Source material below:

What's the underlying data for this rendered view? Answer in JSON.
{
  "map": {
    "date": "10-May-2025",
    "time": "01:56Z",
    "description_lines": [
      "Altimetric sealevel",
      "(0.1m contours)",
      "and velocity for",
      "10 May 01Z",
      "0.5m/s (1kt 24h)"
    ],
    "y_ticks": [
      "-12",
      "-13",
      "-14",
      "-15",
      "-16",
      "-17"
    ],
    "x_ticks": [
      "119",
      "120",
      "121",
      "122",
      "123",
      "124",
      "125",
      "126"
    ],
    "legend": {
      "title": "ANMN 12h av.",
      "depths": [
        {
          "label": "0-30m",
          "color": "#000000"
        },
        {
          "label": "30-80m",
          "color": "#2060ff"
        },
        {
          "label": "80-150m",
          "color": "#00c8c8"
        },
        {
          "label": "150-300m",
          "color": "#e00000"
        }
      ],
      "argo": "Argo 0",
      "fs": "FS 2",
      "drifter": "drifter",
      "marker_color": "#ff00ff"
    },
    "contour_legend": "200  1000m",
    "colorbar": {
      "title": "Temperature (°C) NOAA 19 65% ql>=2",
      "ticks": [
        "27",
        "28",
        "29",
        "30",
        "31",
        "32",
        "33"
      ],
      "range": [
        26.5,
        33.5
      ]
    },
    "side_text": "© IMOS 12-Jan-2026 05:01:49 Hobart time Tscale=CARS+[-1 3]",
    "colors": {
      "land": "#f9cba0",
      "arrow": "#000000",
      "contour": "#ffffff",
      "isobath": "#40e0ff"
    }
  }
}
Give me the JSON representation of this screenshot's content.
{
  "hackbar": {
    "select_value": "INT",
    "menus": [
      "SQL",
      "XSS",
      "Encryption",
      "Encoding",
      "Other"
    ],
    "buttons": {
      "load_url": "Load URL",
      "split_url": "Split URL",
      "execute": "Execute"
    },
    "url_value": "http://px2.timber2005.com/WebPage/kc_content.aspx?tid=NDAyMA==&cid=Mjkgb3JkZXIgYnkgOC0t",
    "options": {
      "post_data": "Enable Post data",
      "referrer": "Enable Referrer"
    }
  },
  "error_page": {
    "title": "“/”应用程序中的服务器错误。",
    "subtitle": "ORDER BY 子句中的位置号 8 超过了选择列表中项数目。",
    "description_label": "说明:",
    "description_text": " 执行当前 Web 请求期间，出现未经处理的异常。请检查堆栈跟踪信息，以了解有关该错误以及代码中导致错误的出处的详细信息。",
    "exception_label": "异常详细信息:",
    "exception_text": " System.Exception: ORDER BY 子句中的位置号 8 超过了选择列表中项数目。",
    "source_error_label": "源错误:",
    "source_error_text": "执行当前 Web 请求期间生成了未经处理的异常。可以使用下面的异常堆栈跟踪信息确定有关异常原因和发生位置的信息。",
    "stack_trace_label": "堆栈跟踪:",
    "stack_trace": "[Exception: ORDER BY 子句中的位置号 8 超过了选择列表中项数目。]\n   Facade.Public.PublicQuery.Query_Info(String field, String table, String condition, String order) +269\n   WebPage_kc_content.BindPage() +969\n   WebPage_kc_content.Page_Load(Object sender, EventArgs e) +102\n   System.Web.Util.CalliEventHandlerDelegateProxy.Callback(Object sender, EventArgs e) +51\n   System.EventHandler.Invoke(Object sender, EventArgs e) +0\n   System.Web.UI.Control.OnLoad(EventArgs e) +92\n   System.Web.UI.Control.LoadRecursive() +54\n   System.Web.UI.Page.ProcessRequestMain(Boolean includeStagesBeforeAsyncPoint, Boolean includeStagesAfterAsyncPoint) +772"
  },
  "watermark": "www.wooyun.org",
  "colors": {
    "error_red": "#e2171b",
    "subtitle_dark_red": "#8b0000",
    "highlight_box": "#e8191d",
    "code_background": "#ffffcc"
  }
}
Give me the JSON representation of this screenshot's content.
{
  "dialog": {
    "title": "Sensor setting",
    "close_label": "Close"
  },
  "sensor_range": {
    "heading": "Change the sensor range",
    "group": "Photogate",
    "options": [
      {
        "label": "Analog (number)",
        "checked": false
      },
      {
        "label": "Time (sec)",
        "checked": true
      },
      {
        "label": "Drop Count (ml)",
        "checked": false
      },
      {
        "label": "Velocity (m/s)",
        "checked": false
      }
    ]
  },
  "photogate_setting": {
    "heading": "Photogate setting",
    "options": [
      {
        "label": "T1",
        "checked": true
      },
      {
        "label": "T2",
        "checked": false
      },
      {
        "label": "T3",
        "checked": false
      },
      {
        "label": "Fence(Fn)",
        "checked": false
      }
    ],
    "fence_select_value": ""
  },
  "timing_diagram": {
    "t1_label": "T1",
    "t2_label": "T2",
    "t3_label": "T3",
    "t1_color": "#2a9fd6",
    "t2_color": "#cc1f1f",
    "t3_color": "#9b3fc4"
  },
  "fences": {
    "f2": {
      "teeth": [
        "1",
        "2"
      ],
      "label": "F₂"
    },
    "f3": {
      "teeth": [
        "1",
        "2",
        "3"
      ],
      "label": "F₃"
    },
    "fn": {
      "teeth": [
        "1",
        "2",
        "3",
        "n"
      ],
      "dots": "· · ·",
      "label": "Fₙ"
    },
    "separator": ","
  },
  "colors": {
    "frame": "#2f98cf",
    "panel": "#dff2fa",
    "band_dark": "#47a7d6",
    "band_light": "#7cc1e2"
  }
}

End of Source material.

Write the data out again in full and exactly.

* _Response to the task_
What's the underlying data for this rendered view? Answer in JSON.
{
  "map": {
    "date": "10-May-2025",
    "time": "01:56Z",
    "description_lines": [
      "Altimetric sealevel",
      "(0.1m contours)",
      "and velocity for",
      "10 May 01Z",
      "0.5m/s (1kt 24h)"
    ],
    "y_ticks": [
      "-12",
      "-13",
      "-14",
      "-15",
      "-16",
      "-17"
    ],
    "x_ticks": [
      "119",
      "120",
      "121",
      "122",
      "123",
      "124",
      "125",
      "126"
    ],
    "legend": {
      "title": "ANMN 12h av.",
      "depths": [
        {
          "label": "0-30m",
          "color": "#000000"
        },
        {
          "label": "30-80m",
          "color": "#2060ff"
        },
        {
          "label": "80-150m",
          "color": "#00c8c8"
        },
        {
          "label": "150-300m",
          "color": "#e00000"
        }
      ],
      "argo": "Argo 0",
      "fs": "FS 2",
      "drifter": "drifter",
      "marker_color": "#ff00ff"
    },
    "contour_legend": "200  1000m",
    "colorbar": {
      "title": "Temperature (°C) NOAA 19 65% ql>=2",
      "ticks": [
        "27",
        "28",
        "29",
        "30",
        "31",
        "32",
        "33"
      ],
      "range": [
        26.5,
        33.5
      ]
    },
    "side_text": "© IMOS 12-Jan-2026 05:01:49 Hobart time Tscale=CARS+[-1 3]",
    "colors": {
      "land": "#f9cba0",
      "arrow": "#000000",
      "contour": "#ffffff",
      "isobath": "#40e0ff"
    }
  }
}
Give me the JSON representation of this screenshot's content.
{
  "hackbar": {
    "select_value": "INT",
    "menus": [
      "SQL",
      "XSS",
      "Encryption",
      "Encoding",
      "Other"
    ],
    "buttons": {
      "load_url": "Load URL",
      "split_url": "Split URL",
      "execute": "Execute"
    },
    "url_value": "http://px2.timber2005.com/WebPage/kc_content.aspx?tid=NDAyMA==&cid=Mjkgb3JkZXIgYnkgOC0t",
    "options": {
      "post_data": "Enable Post data",
      "referrer": "Enable Referrer"
    }
  },
  "error_page": {
    "title": "“/”应用程序中的服务器错误。",
    "subtitle": "ORDER BY 子句中的位置号 8 超过了选择列表中项数目。",
    "description_label": "说明:",
    "description_text": " 执行当前 Web 请求期间，出现未经处理的异常。请检查堆栈跟踪信息，以了解有关该错误以及代码中导致错误的出处的详细信息。",
    "exception_label": "异常详细信息:",
    "exception_text": " System.Exception: ORDER BY 子句中的位置号 8 超过了选择列表中项数目。",
    "source_error_label": "源错误:",
    "source_error_text": "执行当前 Web 请求期间生成了未经处理的异常。可以使用下面的异常堆栈跟踪信息确定有关异常原因和发生位置的信息。",
    "stack_trace_label": "堆栈跟踪:",
    "stack_trace": "[Exception: ORDER BY 子句中的位置号 8 超过了选择列表中项数目。]\n   Facade.Public.PublicQuery.Query_Info(String field, String table, String condition, String order) +269\n   WebPage_kc_content.BindPage() +969\n   WebPage_kc_content.Page_Load(Object sender, EventArgs e) +102\n   System.Web.Util.CalliEventHandlerDelegateProxy.Callback(Object sender, EventArgs e) +51\n   System.EventHandler.Invoke(Object sender, EventArgs e) +0\n   System.Web.UI.Control.OnLoad(EventArgs e) +92\n   System.Web.UI.Control.LoadRecursive() +54\n   System.Web.UI.Page.ProcessRequestMain(Boolean includeStagesBeforeAsyncPoint, Boolean includeStagesAfterAsyncPoint) +772"
  },
  "watermark": "www.wooyun.org",
  "colors": {
    "error_red": "#e2171b",
    "subtitle_dark_red": "#8b0000",
    "highlight_box": "#e8191d",
    "code_background": "#ffffcc"
  }
}
Give me the JSON representation of this screenshot's content.
{
  "dialog": {
    "title": "Sensor setting",
    "close_label": "Close"
  },
  "sensor_range": {
    "heading": "Change the sensor range",
    "group": "Photogate",
    "options": [
      {
        "label": "Analog (number)",
        "checked": false
      },
      {
        "label": "Time (sec)",
        "checked": true
      },
      {
        "label": "Drop Count (ml)",
        "checked": false
      },
      {
        "label": "Velocity (m/s)",
        "checked": false
      }
    ]
  },
  "photogate_setting": {
    "heading": "Photogate setting",
    "options": [
      {
        "label": "T1",
        "checked": true
      },
      {
        "label": "T2",
        "checked": false
      },
      {
        "label": "T3",
        "checked": false
      },
      {
        "label": "Fence(Fn)",
        "checked": false
      }
    ],
    "fence_select_value": ""
  },
  "timing_diagram": {
    "t1_label": "T1",
    "t2_label": "T2",
    "t3_label": "T3",
    "t1_color": "#2a9fd6",
    "t2_color": "#cc1f1f",
    "t3_color": "#9b3fc4"
  },
  "fences": {
    "f2": {
      "teeth": [
        "1",
        "2"
      ],
      "label": "F₂"
    },
    "f3": {
      "teeth": [
        "1",
        "2",
        "3"
      ],
      "label": "F₃"
    },
    "fn": {
      "teeth": [
        "1",
        "2",
        "3",
        "n"
      ],
      "dots": "· · ·",
      "label": "Fₙ"
    },
    "separator": ","
  },
  "colors": {
    "frame": "#2f98cf",
    "panel": "#dff2fa",
    "band_dark": "#47a7d6",
    "band_light": "#7cc1e2"
  }
}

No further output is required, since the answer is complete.